Does it really make sense to contribute, through our consumerism, to endangering our jobs and turning earth into a less human-friendly place?


Let’s face it. Most of us like to consume. And there’s nothing wrong with that. Consumerism is, in fact, necessary, as the consumption of goods and services means that the companies we work for earn income, which in part is given to us in return for our work. However, there are a few rules that we need to consider, so that consumerism has positive and not negative effects for us. We need to get used to consume more responsibly. This means consuming a little less of everything, focussing on things that have value for us, personally.

No one wants consumersim to have negative effects, most certainly not for ourselves. But then why does our consumerism not reflect this notion? If we were to analyse our own purchasing behaviour, most of us would find that all too often we look at things that are made here, in Europe, but then put them back in the shelf, opting for something else that is not made in Europe but is cheaper. This pattern of behaviour saves money and enables us to consume other things as well.

However, whenever we are astonished at the comparatively high prices of goods made in Europe we hardly ever think about our own wages, which we would doubtless scale up if we could. Nor do we think of non-wage labour costs in such instances. And what about filtering equipment in factories and new production technology that is more environment-friendly than previous technologies?

Many people buy cheap goods because they can’t afford more expensive goods. But most of us do it for other reasons than financial necessities: We want more. And we want things to be cheap, as this means we can afford more. Even if this means that we need to turn a blind eye to inconvient facts. One of the biggest scandals we tend to ignore is that the production methods that are necessary to produce goods in a cheap manner are illegal in Europe. Many goods that are made in oversees markets are produced using methods that disregard fundamental human rights, such as living wages, occupational health and safety, as well as the protection of our human-friendly environment.
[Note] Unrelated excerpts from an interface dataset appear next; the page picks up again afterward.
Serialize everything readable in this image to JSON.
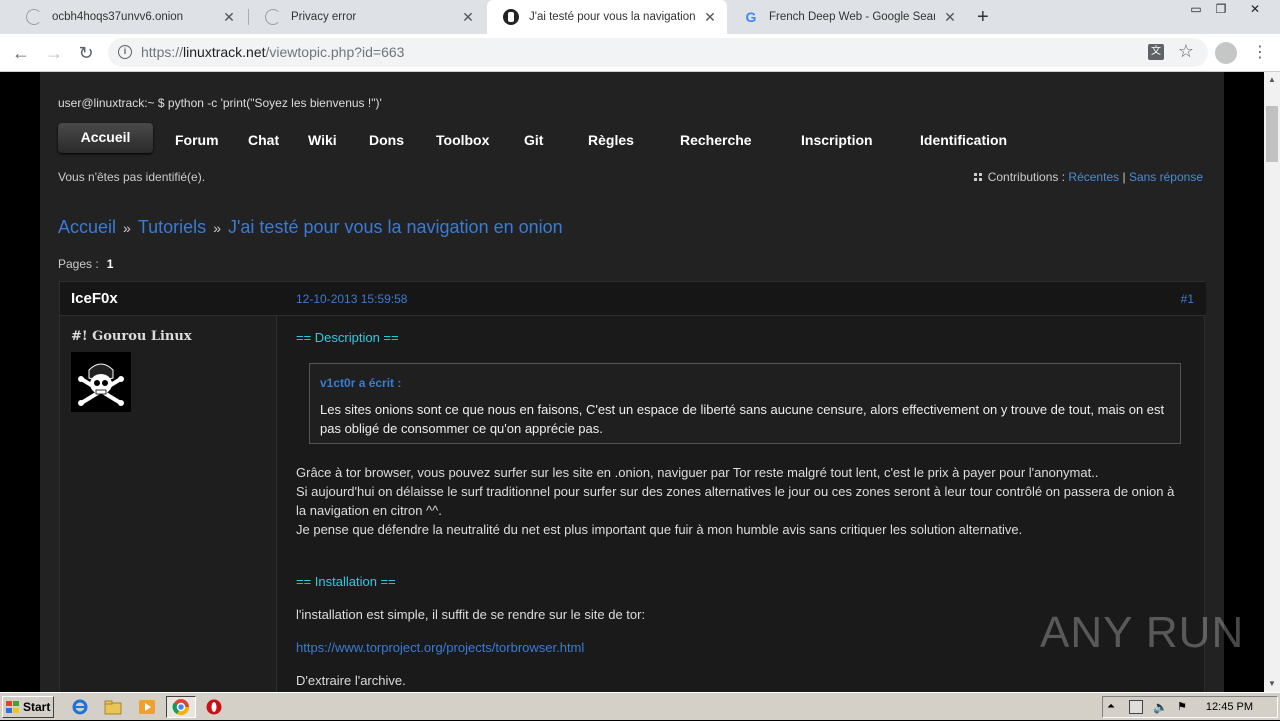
{
  "browser": {
    "tabs": [
      {
        "title": "ocbh4hoqs37unvv6.onion",
        "loading": true,
        "active": false
      },
      {
        "title": "Privacy error",
        "loading": true,
        "active": false
      },
      {
        "title": "J'ai testé pour vous la navigation en",
        "loading": false,
        "active": true
      },
      {
        "title": "French Deep Web - Google Search",
        "loading": false,
        "active": false
      }
    ],
    "new_tab_icon": "+",
    "url_scheme": "https://",
    "url_host": "linuxtrack.net",
    "url_path": "/viewtopic.php?id=663"
  },
  "site": {
    "shell_prompt": "user@linuxtrack:~ $ python -c 'print(\"Soyez les bienvenus !\")'",
    "nav": {
      "home": "Accueil",
      "items": [
        "Forum",
        "Chat",
        "Wiki",
        "Dons",
        "Toolbox",
        "Git",
        "Règles",
        "Recherche",
        "Inscription",
        "Identification"
      ]
    },
    "not_identified": "Vous n'êtes pas identifié(e).",
    "contributions": {
      "label": "Contributions :",
      "recent": "Récentes",
      "sep": "|",
      "no_reply": "Sans réponse"
    },
    "breadcrumb": {
      "home": "Accueil",
      "section": "Tutoriels",
      "topic": "J'ai testé pour vous la navigation en onion",
      "sep": "»"
    },
    "pages": {
      "label": "Pages :",
      "current": "1"
    }
  },
  "post": {
    "author": "IceF0x",
    "date": "12-10-2013 15:59:58",
    "number": "#1",
    "rank": "#! Gourou Linux",
    "description_header": "== Description ==",
    "quote_author": "v1ct0r a écrit :",
    "quote_text": "Les sites onions sont ce que nous en faisons, C'est un espace de liberté sans aucune censure, alors effectivement on y trouve de tout, mais on est pas obligé de consommer ce qu'on apprécie pas.",
    "para1_line1": "Grâce à tor browser, vous pouvez surfer sur les site en .onion, naviguer par Tor reste malgré tout lent, c'est le prix à payer pour l'anonymat..",
    "para1_line2": "Si aujourd'hui on délaisse le surf traditionnel pour surfer sur des zones alternatives le jour ou ces zones seront à leur tour contrôlé on passera de onion à la navigation en citron ^^.",
    "para1_line3": "Je pense que défendre la neutralité du net est plus important que fuir à mon humble avis sans critiquer les solution alternative.",
    "install_header": "== Installation ==",
    "install_text": "l'installation est simple, il suffit de se rendre sur le site de tor:",
    "install_link": "https://www.torproject.org/projects/torbrowser.html",
    "extract_text": "D'extraire l'archive."
  },
  "watermark": "ANY RUN",
  "taskbar": {
    "start_label": "Start",
    "clock": "12:45 PM"
  }
}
There are plenty of well-known examples for such methods in the textile and electronics industries.  But they extend to many other industries as well.

In purchasing such cheap goods, we signal to their less responsible producers that we are fine with their business models and production methods. Moreover, we are also giving these companies a comparative advantage vis-à-vis our own companies, which produce according to our established European social and environmental standards and therefore have much higher production costs. In this context, isn’t it a bit unfortunate that it is our companies that pay the wages we earn?

There are approximately 508 millionen EU citizens. The less responsible consumerism of each and every one of us establishes trends that dilute our wealth and destroy our environment. [1]

We, the citizens of Europe, should develop a more balanced consumerism, which helps to sustain our social and environmental standards and stabilises the European economy we depend upon. We have the potential to participate, through our consumerism, in the improvement of corporate culture and the development of goods that are based on production methods that improve our own well-being. We may and shall participate. And in doing so we need to live up to our responsibility.

[1]Despite the lack of official documentation on this subject, it is crystal clear that mass consumption of cheap and ethically questionable goods from other less responible markets is rendering our own standards useless. It also damages our common welfare. During the past decades, our mass consumption of cheap foreign goods has already destroyed entire industries in Europe, industries that Europe used to be leading in. And every single citizen is paying the price, even the company owner who is taxed much higher than he would be if our system were responsible.